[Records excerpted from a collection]
▬▬▬▬▬▬▬▬▬▬
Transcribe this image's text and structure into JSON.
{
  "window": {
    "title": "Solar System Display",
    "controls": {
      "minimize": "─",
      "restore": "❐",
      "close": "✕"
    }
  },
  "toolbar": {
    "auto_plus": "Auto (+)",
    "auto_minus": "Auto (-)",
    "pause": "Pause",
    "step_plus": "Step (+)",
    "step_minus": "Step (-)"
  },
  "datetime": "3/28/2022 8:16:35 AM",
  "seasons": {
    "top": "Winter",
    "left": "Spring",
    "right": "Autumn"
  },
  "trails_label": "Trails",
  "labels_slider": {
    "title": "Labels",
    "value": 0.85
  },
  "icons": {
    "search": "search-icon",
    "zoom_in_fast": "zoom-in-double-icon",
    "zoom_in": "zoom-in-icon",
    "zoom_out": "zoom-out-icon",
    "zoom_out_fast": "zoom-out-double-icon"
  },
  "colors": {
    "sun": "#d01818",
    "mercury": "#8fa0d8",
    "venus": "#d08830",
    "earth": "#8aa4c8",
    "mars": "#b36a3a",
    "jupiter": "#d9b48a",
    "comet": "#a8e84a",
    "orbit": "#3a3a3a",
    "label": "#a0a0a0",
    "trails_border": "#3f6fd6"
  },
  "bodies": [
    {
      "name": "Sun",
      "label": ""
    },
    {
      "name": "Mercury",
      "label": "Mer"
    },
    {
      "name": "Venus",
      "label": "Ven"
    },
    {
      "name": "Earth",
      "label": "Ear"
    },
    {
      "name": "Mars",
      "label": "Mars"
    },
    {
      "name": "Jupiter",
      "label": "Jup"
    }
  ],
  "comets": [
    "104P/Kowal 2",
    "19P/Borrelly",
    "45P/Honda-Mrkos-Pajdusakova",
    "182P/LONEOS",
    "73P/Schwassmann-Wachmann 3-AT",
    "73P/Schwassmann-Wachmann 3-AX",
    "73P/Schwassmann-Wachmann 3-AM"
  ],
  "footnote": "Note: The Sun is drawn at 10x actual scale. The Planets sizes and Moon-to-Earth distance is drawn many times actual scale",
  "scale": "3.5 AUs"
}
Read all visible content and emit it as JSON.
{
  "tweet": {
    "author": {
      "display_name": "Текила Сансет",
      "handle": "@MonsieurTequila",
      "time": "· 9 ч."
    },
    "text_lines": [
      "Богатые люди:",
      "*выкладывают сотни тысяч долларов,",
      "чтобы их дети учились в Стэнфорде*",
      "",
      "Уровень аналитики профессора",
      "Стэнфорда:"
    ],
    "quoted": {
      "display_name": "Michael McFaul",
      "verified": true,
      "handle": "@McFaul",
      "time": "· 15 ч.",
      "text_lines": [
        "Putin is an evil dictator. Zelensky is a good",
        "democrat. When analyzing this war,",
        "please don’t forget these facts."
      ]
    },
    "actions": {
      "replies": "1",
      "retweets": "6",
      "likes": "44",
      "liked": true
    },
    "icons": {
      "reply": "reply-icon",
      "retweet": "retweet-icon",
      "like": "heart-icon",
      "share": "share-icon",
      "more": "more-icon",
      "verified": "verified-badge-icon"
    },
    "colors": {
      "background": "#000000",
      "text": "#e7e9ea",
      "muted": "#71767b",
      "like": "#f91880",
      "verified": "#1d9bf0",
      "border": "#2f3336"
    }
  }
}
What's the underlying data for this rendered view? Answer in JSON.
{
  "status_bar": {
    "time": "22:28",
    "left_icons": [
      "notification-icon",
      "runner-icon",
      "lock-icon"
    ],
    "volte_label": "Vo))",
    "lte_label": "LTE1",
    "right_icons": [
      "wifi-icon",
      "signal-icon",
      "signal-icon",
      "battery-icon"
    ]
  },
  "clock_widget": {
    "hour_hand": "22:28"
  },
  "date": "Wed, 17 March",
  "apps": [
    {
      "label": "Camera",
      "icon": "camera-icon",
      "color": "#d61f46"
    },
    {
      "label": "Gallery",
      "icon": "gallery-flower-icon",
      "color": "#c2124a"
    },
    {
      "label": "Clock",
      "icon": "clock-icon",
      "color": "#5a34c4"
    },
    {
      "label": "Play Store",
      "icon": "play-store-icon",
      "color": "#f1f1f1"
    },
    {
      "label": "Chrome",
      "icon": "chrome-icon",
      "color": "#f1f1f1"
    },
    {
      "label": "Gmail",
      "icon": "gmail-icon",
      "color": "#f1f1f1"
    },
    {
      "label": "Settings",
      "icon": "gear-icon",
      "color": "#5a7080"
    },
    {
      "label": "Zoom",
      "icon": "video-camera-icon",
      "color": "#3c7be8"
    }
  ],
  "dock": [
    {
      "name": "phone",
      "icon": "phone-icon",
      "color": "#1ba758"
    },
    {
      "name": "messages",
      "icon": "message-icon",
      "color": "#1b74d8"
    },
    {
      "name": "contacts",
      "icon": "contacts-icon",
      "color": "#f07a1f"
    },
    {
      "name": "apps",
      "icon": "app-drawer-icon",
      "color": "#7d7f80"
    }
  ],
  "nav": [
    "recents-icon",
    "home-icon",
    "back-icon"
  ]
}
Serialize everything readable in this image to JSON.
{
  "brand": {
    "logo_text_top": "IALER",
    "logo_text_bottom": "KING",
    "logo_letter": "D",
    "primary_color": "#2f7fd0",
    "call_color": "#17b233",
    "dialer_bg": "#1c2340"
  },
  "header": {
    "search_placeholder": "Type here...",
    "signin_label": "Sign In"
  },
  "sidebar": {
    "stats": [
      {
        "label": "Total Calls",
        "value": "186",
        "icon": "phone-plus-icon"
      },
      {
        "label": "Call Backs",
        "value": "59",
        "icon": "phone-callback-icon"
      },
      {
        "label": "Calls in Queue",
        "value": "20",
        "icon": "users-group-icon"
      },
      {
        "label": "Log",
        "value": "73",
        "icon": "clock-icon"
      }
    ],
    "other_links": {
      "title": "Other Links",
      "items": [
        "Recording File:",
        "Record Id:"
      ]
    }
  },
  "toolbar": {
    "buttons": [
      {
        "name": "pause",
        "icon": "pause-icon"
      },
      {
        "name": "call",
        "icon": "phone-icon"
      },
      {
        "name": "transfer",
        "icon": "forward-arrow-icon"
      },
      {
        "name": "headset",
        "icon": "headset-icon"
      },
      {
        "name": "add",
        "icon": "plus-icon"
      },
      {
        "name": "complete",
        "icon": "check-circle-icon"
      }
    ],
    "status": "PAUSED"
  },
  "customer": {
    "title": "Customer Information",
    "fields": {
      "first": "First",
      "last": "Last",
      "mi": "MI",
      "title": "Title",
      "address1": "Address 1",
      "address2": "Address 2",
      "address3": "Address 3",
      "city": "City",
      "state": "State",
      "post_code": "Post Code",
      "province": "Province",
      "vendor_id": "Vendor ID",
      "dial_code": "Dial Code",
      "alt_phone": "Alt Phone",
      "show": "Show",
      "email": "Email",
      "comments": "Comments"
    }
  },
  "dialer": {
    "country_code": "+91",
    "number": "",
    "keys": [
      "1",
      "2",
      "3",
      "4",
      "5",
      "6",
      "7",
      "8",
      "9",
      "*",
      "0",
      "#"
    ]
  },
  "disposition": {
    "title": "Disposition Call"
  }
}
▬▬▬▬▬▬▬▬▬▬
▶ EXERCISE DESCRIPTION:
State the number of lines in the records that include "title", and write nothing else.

▶ OUTPUT OF THE TASK:
6